The Harwood Arms has had a few head chefs over the years, but the transitions thus far have been smooth and the pub continues to serve traditional British food, with an emphasis on game. The latest head chef is is Salle Abé, who had worked at The Ledbury and happens to be married to the chef de cuisine of Gordon Ramsay Royal Hospital Road, Matt Abé. I have written before about the excellent wine list here, which not only has well chosen producers but is quite modestly priced.
The venison Scotch egg here is a thing of legend, the dish that, when it appeared, single handedly revived interest in eating the humble Scotch egg in restaurants. This version is made with venison, and with its liquid centre and crisp outside with just the right amount of salt, is pretty much what every other Scotch egg should aspire to.
Quail was served as both breast and leg, the latter on the bone, and came with a very good accompaniment of cabbage, frisee lettuce and walnuts (15/20). A mackerel starter was pleasant but did not quite match the standard of the other dishes, the particular specimen of mackerel cooked fine but not having the flavour of the very finest (13/20). My main course of sika deer with beetroot and bone marrow was lovely, the meat having gorgeous, subtle flavour, the earthiness of the beetroot a natural foil for this meat (16/20). On the side were very good garlic potatoes.
At the end was a basket of lemon curd doughnuts, one of my favourite things. Doughnuts may be commonplace, but getting them to this standard is very difficult. Here they had exactly the right level of lemon acidity to cut through the richness of the sugary coating, simple but gorgeous to eat. These reminded me of the version served in The Square at the height of its powers under Phil Howard (18/20).

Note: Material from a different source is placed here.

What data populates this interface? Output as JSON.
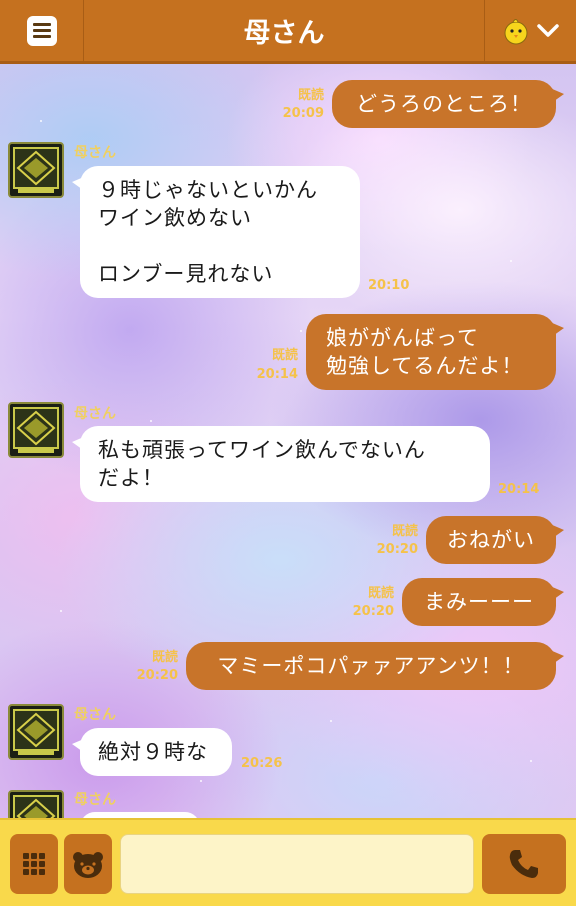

The bill came to £106 per head with a lovely bottle of Vina Tondonia. Service was charming, and the whole experience thoroughly enjoyable. The Harwood Arms is a marvellous place to eat and drink that should be more widely celebrated.